» **Task to carry out**: Give the records again. Keep them exact and leave out the images.

(Stored items)
########

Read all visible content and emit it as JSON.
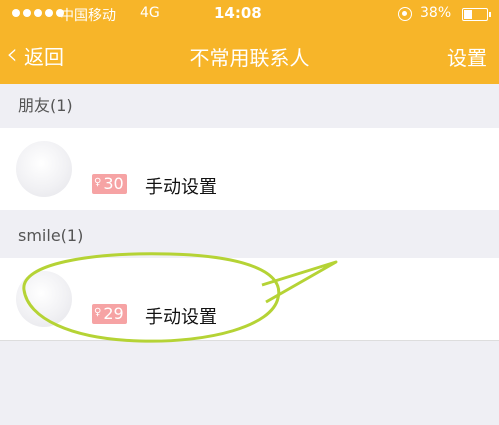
{
  "status_bar": {
    "carrier": "中国移动",
    "network": "4G",
    "time": "14:08",
    "battery": "38%"
  },
  "nav": {
    "back_label": "返回",
    "title": "不常用联系人",
    "settings_label": "设置"
  },
  "groups": [
    {
      "header": "朋友(1)",
      "contact": {
        "name": "",
        "badge_value": "30",
        "action_label": "手动设置"
      }
    },
    {
      "header": "smile(1)",
      "contact": {
        "name": "",
        "badge_value": "29",
        "action_label": "手动设置"
      }
    }
  ],
  "colors": {
    "nav_background": "#f7b529",
    "badge_background": "#f6a3a4",
    "annotation_stroke": "#b5d335",
    "page_background": "#efeff4"
  }
}
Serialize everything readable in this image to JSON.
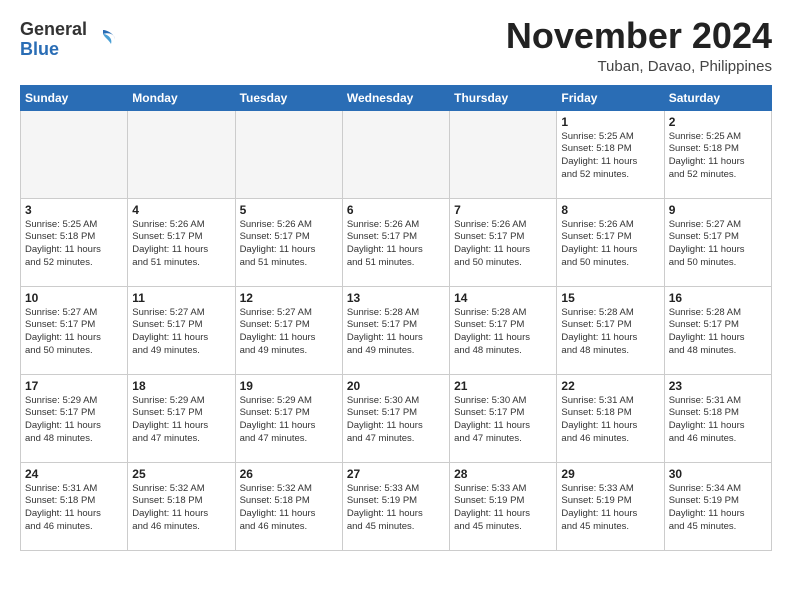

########

» **Result of this exercise**:
Read all visible content and emit it as JSON.
{
  "status_bar": {
    "carrier": "中国移动",
    "network": "4G",
    "time": "14:08",
    "battery": "38%"
  },
  "nav": {
    "back_label": "返回",
    "title": "不常用联系人",
    "settings_label": "设置"
  },
  "groups": [
    {
      "header": "朋友(1)",
      "contact": {
        "name": "",
        "badge_value": "30",
        "action_label": "手动设置"
      }
    },
    {
      "header": "smile(1)",
      "contact": {
        "name": "",
        "badge_value": "29",
        "action_label": "手动设置"
      }
    }
  ],
  "colors": {
    "nav_background": "#f7b529",
    "badge_background": "#f6a3a4",
    "annotation_stroke": "#b5d335",
    "page_background": "#efeff4"
  }
}
Serialize everything readable in this image to JSON.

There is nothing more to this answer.